> **ASSIGNMENT**: All entries shown below should be duplicated character for character.

[Data about app and page elements]

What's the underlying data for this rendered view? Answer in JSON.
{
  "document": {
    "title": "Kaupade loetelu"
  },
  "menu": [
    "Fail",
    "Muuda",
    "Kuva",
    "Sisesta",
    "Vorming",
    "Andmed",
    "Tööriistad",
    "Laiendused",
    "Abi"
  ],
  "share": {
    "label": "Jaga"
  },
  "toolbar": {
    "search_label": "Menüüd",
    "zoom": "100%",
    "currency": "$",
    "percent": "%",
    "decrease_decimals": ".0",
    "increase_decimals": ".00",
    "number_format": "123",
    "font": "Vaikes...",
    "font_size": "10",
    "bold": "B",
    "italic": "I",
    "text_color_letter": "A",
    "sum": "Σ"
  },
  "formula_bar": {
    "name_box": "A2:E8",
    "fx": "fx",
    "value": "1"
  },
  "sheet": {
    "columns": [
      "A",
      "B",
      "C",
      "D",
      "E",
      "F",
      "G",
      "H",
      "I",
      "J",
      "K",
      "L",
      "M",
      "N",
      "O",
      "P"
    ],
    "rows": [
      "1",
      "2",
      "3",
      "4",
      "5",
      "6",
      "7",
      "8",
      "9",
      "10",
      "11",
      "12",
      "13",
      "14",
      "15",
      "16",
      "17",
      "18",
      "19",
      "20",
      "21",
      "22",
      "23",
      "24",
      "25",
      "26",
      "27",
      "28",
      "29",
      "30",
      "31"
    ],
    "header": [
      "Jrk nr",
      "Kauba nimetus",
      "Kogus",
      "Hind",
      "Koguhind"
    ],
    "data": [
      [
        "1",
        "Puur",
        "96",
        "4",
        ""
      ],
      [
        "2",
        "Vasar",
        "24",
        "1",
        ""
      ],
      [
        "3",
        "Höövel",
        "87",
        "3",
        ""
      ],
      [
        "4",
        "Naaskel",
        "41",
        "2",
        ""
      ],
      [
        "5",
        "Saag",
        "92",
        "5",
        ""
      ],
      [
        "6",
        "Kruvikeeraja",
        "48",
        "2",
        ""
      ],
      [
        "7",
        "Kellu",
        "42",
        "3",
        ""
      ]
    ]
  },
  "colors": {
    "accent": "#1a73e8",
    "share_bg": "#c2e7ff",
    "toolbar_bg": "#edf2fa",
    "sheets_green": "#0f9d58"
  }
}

> **SOLUTION TO THE EXERCISE**:
What's the underlying data for this rendered view? Answer in JSON.
{
  "document": {
    "title": "Kaupade loetelu"
  },
  "menu": [
    "Fail",
    "Muuda",
    "Kuva",
    "Sisesta",
    "Vorming",
    "Andmed",
    "Tööriistad",
    "Laiendused",
    "Abi"
  ],
  "share": {
    "label": "Jaga"
  },
  "toolbar": {
    "search_label": "Menüüd",
    "zoom": "100%",
    "currency": "$",
    "percent": "%",
    "decrease_decimals": ".0",
    "increase_decimals": ".00",
    "number_format": "123",
    "font": "Vaikes...",
    "font_size": "10",
    "bold": "B",
    "italic": "I",
    "text_color_letter": "A",
    "sum": "Σ"
  },
  "formula_bar": {
    "name_box": "A2:E8",
    "fx": "fx",
    "value": "1"
  },
  "sheet": {
    "columns": [
      "A",
      "B",
      "C",
      "D",
      "E",
      "F",
      "G",
      "H",
      "I",
      "J",
      "K",
      "L",
      "M",
      "N",
      "O",
      "P"
    ],
    "rows": [
      "1",
      "2",
      "3",
      "4",
      "5",
      "6",
      "7",
      "8",
      "9",
      "10",
      "11",
      "12",
      "13",
      "14",
      "15",
      "16",
      "17",
      "18",
      "19",
      "20",
      "21",
      "22",
      "23",
      "24",
      "25",
      "26",
      "27",
      "28",
      "29",
      "30",
      "31"
    ],
    "header": [
      "Jrk nr",
      "Kauba nimetus",
      "Kogus",
      "Hind",
      "Koguhind"
    ],
    "data": [
      [
        "1",
        "Puur",
        "96",
        "4",
        ""
      ],
      [
        "2",
        "Vasar",
        "24",
        "1",
        ""
      ],
      [
        "3",
        "Höövel",
        "87",
        "3",
        ""
      ],
      [
        "4",
        "Naaskel",
        "41",
        "2",
        ""
      ],
      [
        "5",
        "Saag",
        "92",
        "5",
        ""
      ],
      [
        "6",
        "Kruvikeeraja",
        "48",
        "2",
        ""
      ],
      [
        "7",
        "Kellu",
        "42",
        "3",
        ""
      ]
    ]
  },
  "colors": {
    "accent": "#1a73e8",
    "share_bg": "#c2e7ff",
    "toolbar_bg": "#edf2fa",
    "sheets_green": "#0f9d58"
  }
}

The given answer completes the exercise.